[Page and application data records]

--

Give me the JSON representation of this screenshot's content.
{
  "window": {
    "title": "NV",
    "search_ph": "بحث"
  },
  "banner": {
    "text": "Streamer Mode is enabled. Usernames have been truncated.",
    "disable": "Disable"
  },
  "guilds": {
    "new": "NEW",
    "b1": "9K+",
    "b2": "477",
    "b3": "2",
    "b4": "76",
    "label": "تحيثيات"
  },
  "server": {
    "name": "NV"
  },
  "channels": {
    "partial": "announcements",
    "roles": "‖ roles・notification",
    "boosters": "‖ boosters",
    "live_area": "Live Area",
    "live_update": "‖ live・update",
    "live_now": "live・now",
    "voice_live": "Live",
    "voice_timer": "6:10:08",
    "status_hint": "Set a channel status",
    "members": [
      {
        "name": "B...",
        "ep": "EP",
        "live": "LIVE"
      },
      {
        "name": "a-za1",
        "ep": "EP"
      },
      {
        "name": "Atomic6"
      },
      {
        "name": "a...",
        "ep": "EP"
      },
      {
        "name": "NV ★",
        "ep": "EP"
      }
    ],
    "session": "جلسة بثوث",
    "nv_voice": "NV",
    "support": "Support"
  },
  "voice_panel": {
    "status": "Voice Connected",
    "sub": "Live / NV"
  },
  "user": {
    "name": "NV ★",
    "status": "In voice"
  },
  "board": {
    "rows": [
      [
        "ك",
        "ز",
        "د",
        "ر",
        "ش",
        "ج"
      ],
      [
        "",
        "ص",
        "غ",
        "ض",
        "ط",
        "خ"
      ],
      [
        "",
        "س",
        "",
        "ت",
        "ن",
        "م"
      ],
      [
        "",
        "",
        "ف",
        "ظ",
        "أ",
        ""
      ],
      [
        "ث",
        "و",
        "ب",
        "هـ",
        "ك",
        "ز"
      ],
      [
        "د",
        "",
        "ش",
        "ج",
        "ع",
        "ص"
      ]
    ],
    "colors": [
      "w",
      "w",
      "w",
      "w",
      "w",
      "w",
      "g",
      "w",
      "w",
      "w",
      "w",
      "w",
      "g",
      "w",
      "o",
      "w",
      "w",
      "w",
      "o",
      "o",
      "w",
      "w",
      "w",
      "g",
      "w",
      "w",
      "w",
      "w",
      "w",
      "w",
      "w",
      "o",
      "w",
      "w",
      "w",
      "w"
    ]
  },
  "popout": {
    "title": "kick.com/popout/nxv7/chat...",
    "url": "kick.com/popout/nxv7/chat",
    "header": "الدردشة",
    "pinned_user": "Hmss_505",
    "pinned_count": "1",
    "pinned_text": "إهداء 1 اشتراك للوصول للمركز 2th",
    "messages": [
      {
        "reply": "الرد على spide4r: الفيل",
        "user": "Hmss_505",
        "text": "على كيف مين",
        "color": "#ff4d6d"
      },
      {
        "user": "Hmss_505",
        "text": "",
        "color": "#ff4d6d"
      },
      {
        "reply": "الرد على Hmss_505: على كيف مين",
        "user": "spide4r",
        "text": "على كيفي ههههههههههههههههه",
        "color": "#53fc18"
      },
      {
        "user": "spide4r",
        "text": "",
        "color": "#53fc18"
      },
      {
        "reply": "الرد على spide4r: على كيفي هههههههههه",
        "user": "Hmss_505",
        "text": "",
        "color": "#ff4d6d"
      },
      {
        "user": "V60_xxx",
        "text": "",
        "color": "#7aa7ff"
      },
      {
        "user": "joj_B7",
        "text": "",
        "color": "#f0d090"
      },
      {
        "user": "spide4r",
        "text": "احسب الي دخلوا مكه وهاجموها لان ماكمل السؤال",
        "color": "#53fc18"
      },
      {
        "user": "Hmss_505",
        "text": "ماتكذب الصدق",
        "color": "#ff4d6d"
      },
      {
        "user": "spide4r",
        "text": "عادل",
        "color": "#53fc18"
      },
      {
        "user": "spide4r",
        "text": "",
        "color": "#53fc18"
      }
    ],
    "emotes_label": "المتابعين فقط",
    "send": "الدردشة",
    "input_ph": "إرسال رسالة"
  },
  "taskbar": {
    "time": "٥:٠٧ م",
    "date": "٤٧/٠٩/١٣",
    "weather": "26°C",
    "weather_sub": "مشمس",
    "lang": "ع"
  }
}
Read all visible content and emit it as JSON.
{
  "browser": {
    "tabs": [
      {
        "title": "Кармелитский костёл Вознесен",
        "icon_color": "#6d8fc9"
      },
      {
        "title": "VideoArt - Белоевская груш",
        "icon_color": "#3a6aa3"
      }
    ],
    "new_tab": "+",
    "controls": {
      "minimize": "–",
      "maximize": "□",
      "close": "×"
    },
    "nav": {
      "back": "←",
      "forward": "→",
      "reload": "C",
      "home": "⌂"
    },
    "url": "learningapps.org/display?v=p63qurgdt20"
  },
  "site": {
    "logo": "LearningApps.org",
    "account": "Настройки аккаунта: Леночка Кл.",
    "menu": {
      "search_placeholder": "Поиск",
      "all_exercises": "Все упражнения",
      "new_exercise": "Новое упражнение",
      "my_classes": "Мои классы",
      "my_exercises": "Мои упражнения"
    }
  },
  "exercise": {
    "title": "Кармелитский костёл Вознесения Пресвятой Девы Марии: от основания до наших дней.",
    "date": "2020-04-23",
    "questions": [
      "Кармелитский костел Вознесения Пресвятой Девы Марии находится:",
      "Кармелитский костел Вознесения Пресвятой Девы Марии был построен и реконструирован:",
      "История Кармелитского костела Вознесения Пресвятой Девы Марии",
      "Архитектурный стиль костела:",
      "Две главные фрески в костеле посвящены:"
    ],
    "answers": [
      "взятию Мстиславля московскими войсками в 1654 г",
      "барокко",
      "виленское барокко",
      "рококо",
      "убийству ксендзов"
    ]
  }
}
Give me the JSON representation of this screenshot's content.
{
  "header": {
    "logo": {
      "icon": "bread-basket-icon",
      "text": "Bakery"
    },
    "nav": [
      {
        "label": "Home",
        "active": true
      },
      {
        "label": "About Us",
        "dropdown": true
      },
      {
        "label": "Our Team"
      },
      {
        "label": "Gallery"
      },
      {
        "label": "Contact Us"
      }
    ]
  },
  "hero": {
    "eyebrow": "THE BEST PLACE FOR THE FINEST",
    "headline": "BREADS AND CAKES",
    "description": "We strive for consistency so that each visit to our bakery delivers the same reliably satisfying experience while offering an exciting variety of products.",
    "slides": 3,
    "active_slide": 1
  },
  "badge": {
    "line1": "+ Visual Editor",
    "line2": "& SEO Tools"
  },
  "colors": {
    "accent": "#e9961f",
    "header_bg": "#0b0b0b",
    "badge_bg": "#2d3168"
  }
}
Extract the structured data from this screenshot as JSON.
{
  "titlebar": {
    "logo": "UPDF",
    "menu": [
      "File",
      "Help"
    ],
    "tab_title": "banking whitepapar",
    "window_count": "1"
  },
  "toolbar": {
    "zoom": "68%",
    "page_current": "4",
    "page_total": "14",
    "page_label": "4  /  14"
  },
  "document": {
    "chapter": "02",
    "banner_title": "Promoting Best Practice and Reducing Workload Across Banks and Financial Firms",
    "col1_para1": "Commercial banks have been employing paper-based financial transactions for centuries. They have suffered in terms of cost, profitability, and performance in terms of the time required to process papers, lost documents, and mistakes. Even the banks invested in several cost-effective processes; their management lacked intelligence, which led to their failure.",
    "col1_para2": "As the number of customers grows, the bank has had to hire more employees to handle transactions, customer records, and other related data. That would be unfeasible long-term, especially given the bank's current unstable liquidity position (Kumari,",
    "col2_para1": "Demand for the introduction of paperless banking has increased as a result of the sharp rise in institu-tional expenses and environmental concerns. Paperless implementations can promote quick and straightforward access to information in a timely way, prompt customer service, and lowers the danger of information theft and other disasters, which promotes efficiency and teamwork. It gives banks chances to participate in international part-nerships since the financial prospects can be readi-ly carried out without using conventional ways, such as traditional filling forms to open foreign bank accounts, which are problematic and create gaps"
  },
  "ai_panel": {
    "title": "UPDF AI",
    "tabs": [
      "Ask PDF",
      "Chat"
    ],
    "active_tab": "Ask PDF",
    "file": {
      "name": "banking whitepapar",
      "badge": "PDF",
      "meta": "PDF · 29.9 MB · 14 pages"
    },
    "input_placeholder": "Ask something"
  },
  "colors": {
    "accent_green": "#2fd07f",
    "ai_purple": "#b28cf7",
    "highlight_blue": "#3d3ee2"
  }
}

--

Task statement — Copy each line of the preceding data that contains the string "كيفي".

Task response —
        "text": "على كيفي ههههههههههههههههه",
        "reply": "الرد على spide4r: على كيفي هههههههههه",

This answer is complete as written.